There is not much in the way of criticism that you can lay on Eduard when it comes to their instruction books especially over the last year or so. I have always found them easy to read, follow and with the clear instructions, usually in a separate, box where you have the option of a different Mk for the subject or if it has photo etch to apply to it.
I do feel that a new modeller could go out and buy one of their kits and build it without too many problems with the instructions. This book has a total of sixteen pages which are broken down into five pages for the build of the Fokker D. VII, and contains thirty-five separate instructions to complete it. As with all Eduard instruction books they have a key plus sprue pictures showing you what parts you will use. The build instructions and a colour profile for the subject, in this case, the Fokker D.VII.

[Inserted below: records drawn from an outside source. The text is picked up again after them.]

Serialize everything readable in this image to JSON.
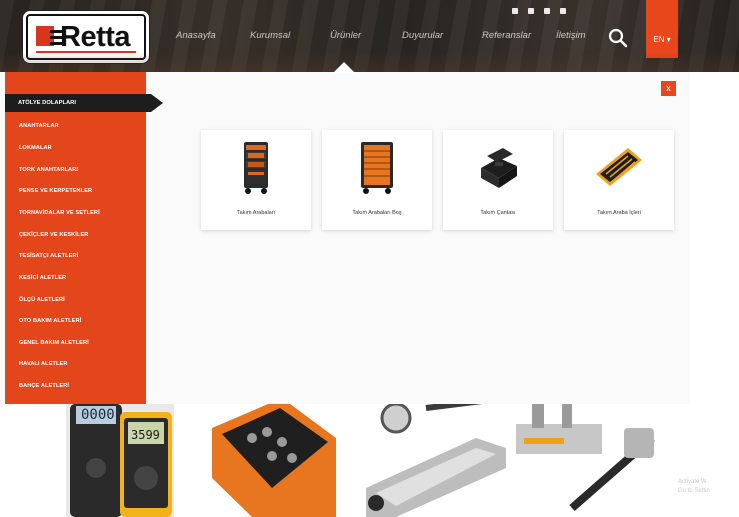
{
  "header": {
    "logo_text": "Retta",
    "nav": [
      {
        "label": "Anasayfa"
      },
      {
        "label": "Kurumsal"
      },
      {
        "label": "Ürünler"
      },
      {
        "label": "Duyurular"
      },
      {
        "label": "Referanslar"
      },
      {
        "label": "İletişim"
      }
    ],
    "language": "EN ▾"
  },
  "menu": {
    "active_item": "ATÖLYE DOLAPLARI",
    "items": [
      {
        "label": "ANAHTARLAR"
      },
      {
        "label": "LOKMALAR"
      },
      {
        "label": "TORK ANAHTARLARI"
      },
      {
        "label": "PENSE VE KERPETENLER"
      },
      {
        "label": "TORNAVİDALAR VE SETLERİ"
      },
      {
        "label": "ÇEKİÇLER VE KESKİLER"
      },
      {
        "label": "TESİSATÇI ALETLERİ"
      },
      {
        "label": "KESİCİ ALETLER"
      },
      {
        "label": "ÖLÇÜ ALETLERİ"
      },
      {
        "label": "OTO BAKIM ALETLERİ"
      },
      {
        "label": "GENEL BAKIM ALETLERİ"
      },
      {
        "label": "HAVALI ALETLER"
      },
      {
        "label": "BAHÇE ALETLERİ"
      }
    ],
    "close_label": "x"
  },
  "categories": [
    {
      "label": "Takım Arabaları",
      "icon": "tool-trolley-icon"
    },
    {
      "label": "Takım Arabaları Boş",
      "icon": "empty-tool-cabinet-icon"
    },
    {
      "label": "Takım Çantası",
      "icon": "tool-case-icon"
    },
    {
      "label": "Takım Araba İçleri",
      "icon": "tool-tray-icon"
    }
  ],
  "products": {
    "multimeter_left_display": "0000",
    "multimeter_right_display": "3599"
  },
  "colors": {
    "accent": "#e2461a",
    "active_menu": "#1d1d1d",
    "header_bg": "#2c2724"
  }
}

A. Fokker D. VII (Alb), Flown by Ltn d. R. Gunther Von Buren, Jasta 18, Montingen, September 1918
The SPAD XIII is in the same format with six pages covering the build itself which is broken down into thirty-two build instructions. One page with the key and picture of sprues showing what parts are to be used and the final page the colour profile of the SPAD XIII
B.SPAD XIII, Frank Luke Jr., 27th Aero Squadron, September 1918.
This is a very large A2 size on hardened cardboard piece of printed artwork by renowned artist Koike Shigeo, the actual print of the artwork is 48cm x 27cm. The art is the same as the box lid with the Fokker D. VII, flying over the fields and trenches of World War 1 with the SPAD XIII, trying to manoeuvre on to his tail. This would be a stunning piece of artwork when framed that would look as good in your living room (wives permission first of course) as in your man cave.
When you have a passion for something it always seems that so long as you are doing, making that passion, however, difficult it maybe, it always works out! That is how I feel about Eduard the passion they have in their work is clearly seen in the way they bring out these kits, photo-etch, brassin, big Ed it is all done with passion.
This kit is no different their World War 1 kits are certainly one of the best kits on the market for scale if not the best. I have opened the box and felt the wow factor at the amount of plastic and extras that some of their kits contain, from Royal Class to EduArt they always put together some magic, like a piece of the plane on a wooden plinth or a computer game in the box of a Royal class. The limited edition kits that they produce that not only go out of production but also become very difficult to find. This offering of their new concept Eduart is no different you get two fabulous World War 1 planes the Fokker D. VII and the SPAD XIII both kits have some great detail, add to this the A2 size beautifully done atmospheric artwork. I am not sure what EduArt may appear this year but if they carry on in the same way it is sure to be a success.